What’s a little difference in skin tone among family members, right?
Everything. Latinos report that they and their family members are often treated with more or less discrimination based entirely on their skin tone. The lighter the skin tone of the Latino, the less discrimination he or she is likely to face. The opposite, of course, is true for Latinos that happen to favor their darker-skinned relatives.
Colorism is just now becoming part of the conscious understanding of how racism works among blacks. Essentially, they face the same problems as Latinos, with light-skinned blacks being treated more favorably and with less discrimination than dark-skinned blacks. However, colorism hasn’t yet been much of public discussion among the Latino community — even though many are aware it exists.
Many light-skinned Latinos believe that their lighter appearance makes them more acceptable to whites — and ultimately helps them advance in their chosen professions. Darker Latinos, on the other hand, often report being treated as suspects or potential thieves the moment they walk into a bodega or an upscale building.
Couple the issues with colorism with the fact that hate crimes against Latinos are rising and that merely speaking Spanish in the wrong place can get you detained by a Border Patrol agent, and it’s easy to understand why Latinos say that assimilating into American culture and workplaces has never been a problem — racism has.
Many say that whites assume that all Latinos are basically new to the country — and darker-skinned Latinos get that treatment more than their lighter-skinned relatives (who may pass for white).
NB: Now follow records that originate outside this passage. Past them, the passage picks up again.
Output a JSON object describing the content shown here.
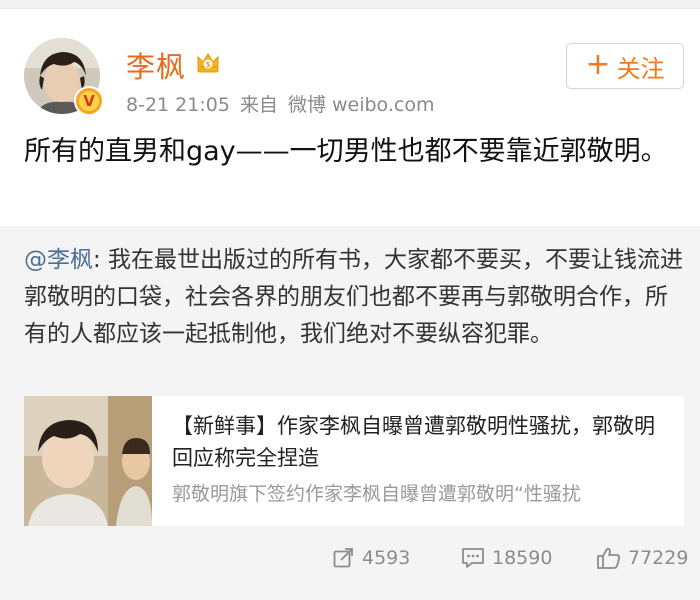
{
  "post": {
    "author": "李枫",
    "time": "8-21 21:05",
    "source_prefix": "来自",
    "source": "微博 weibo.com",
    "follow_label": "关注",
    "text": "所有的直男和gay——一切男性也都不要靠近郭敬明。",
    "icons": {
      "verified": "verified-v-icon",
      "crown": "member-crown-icon",
      "plus": "plus-icon"
    }
  },
  "repost": {
    "mention": "@李枫",
    "text": ": 我在最世出版过的所有书，大家都不要买，不要让钱流进郭敬明的口袋，社会各界的朋友们也都不要再与郭敬明合作，所有的人都应该一起抵制他，我们绝对不要纵容犯罪。",
    "card": {
      "title": "【新鲜事】作家李枫自曝曾遭郭敬明性骚扰，郭敬明回应称完全捏造",
      "summary": "郭敬明旗下签约作家李枫自曝曾遭郭敬明“性骚扰"
    }
  },
  "actions": {
    "reposts": "4593",
    "comments": "18590",
    "likes": "77229"
  },
  "colors": {
    "username": "#e86b1b",
    "follow": "#f07a22",
    "mention": "#4d6f96",
    "repost_bg": "#f4f4f4"
  }
}
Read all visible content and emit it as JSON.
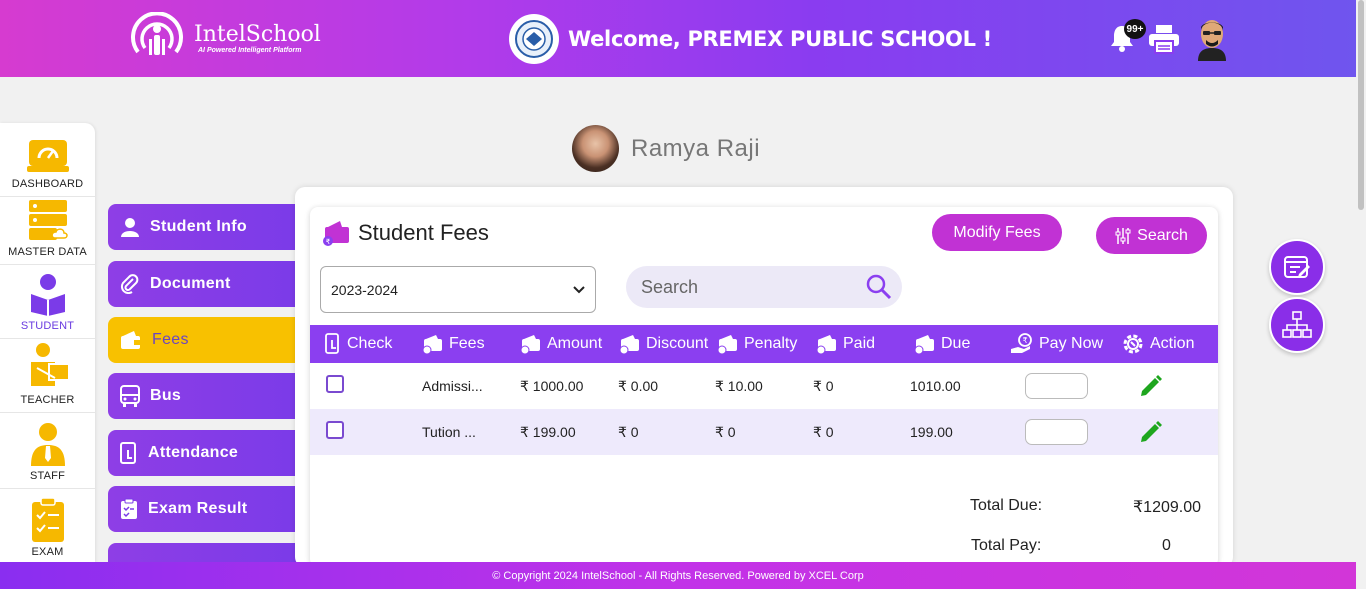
{
  "header": {
    "brand_name": "IntelSchool",
    "brand_tagline": "AI Powered Intelligent Platform",
    "welcome": "Welcome, PREMEX PUBLIC SCHOOL !",
    "notification_count": "99+"
  },
  "left_nav": [
    {
      "label": "DASHBOARD",
      "icon": "dashboard-icon"
    },
    {
      "label": "MASTER DATA",
      "icon": "master-data-icon"
    },
    {
      "label": "STUDENT",
      "icon": "student-icon",
      "active": true
    },
    {
      "label": "TEACHER",
      "icon": "teacher-icon"
    },
    {
      "label": "STAFF",
      "icon": "staff-icon"
    },
    {
      "label": "EXAM",
      "icon": "exam-icon"
    }
  ],
  "profile": {
    "name": "Ramya Raji"
  },
  "side_tabs": [
    {
      "label": "Student Info",
      "icon": "user-icon"
    },
    {
      "label": "Document",
      "icon": "paperclip-icon"
    },
    {
      "label": "Fees",
      "icon": "wallet-icon",
      "active": true
    },
    {
      "label": "Bus",
      "icon": "bus-icon"
    },
    {
      "label": "Attendance",
      "icon": "touch-icon"
    },
    {
      "label": "Exam Result",
      "icon": "clipboard-icon"
    }
  ],
  "fees": {
    "title": "Student Fees",
    "modify_button": "Modify Fees",
    "search_button": "Search",
    "year_selected": "2023-2024",
    "search_placeholder": "Search",
    "columns": [
      "Check",
      "Fees",
      "Amount",
      "Discount",
      "Penalty",
      "Paid",
      "Due",
      "Pay Now",
      "Action"
    ],
    "rows": [
      {
        "fees": "Admissi...",
        "amount": "₹ 1000.00",
        "discount": "₹ 0.00",
        "penalty": "₹ 10.00",
        "paid": "₹ 0",
        "due": "1010.00"
      },
      {
        "fees": "Tution ...",
        "amount": "₹ 199.00",
        "discount": "₹ 0",
        "penalty": "₹ 0",
        "paid": "₹ 0",
        "due": "199.00"
      }
    ],
    "total_due_label": "Total Due:",
    "total_due_value": "₹1209.00",
    "total_pay_label": "Total Pay:",
    "total_pay_value": "0"
  },
  "footer": {
    "text": "© Copyright 2024 IntelSchool - All Rights Reserved. Powered by XCEL Corp"
  },
  "colors": {
    "primary": "#8b3ff0",
    "accent": "#c132d4",
    "active_tab": "#f8c100",
    "nav_icon": "#f6b800"
  }
}
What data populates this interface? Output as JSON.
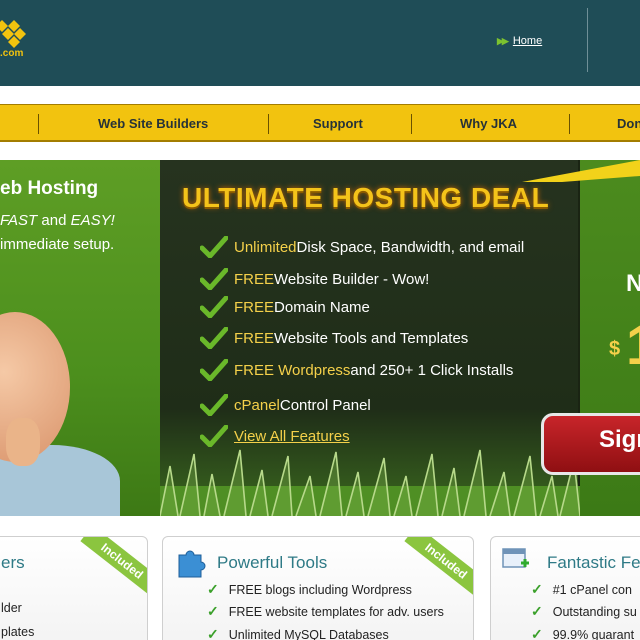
{
  "header": {
    "logo_suffix": ".com",
    "home_link": "Home"
  },
  "nav": {
    "items": [
      "Web Site Builders",
      "Support",
      "Why JKA",
      "Don"
    ]
  },
  "hero": {
    "left": {
      "headline": "eb Hosting",
      "tag_fast": "FAST",
      "tag_and": " and ",
      "tag_easy": "EASY!",
      "tag_line2": "immediate setup."
    },
    "deal": {
      "title": "ULTIMATE HOSTING DEAL",
      "features": [
        {
          "hl": "Unlimited",
          "rest": " Disk Space, Bandwidth, and email"
        },
        {
          "hl": "FREE",
          "rest": " Website Builder - Wow!"
        },
        {
          "hl": "FREE",
          "rest": " Domain Name"
        },
        {
          "hl": "FREE",
          "rest": " Website Tools and Templates"
        },
        {
          "hl": "FREE Wordpress",
          "rest": " and 250+ 1 Click Installs"
        },
        {
          "hl": "cPanel",
          "rest": " Control Panel"
        }
      ],
      "view_all": "View All Features"
    },
    "right": {
      "now": "N",
      "dollar": "$",
      "price_digit": "1",
      "signup": "Sign"
    }
  },
  "panels": [
    {
      "title": "ers",
      "ribbon": "Included",
      "items": [
        "lder",
        "plates"
      ]
    },
    {
      "title": "Powerful Tools",
      "ribbon": "Included",
      "items": [
        "FREE blogs including Wordpress",
        "FREE website templates for adv. users",
        "Unlimited MySQL Databases"
      ]
    },
    {
      "title": "Fantastic Fe",
      "items": [
        "#1 cPanel con",
        "Outstanding su",
        "99.9% guarant"
      ]
    }
  ],
  "colors": {
    "header_bg": "#1f4d57",
    "nav_bg": "#f2c30f",
    "accent_yellow": "#f4c31a",
    "hero_green": "#4c8f1d",
    "panel_title": "#2e7a86",
    "check_green": "#3aa02a",
    "signup_red": "#c8252a"
  }
}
Many times, attitudes about skin tone and racial identity will affect how a person is perceived in the workplace and how they are treated. If you are subject to remarks that disparage your racial identity, told you “look illegal,” told to go “back to Mexico” or otherwise discriminated against on the job because you are Latino, find out more about your legal rights.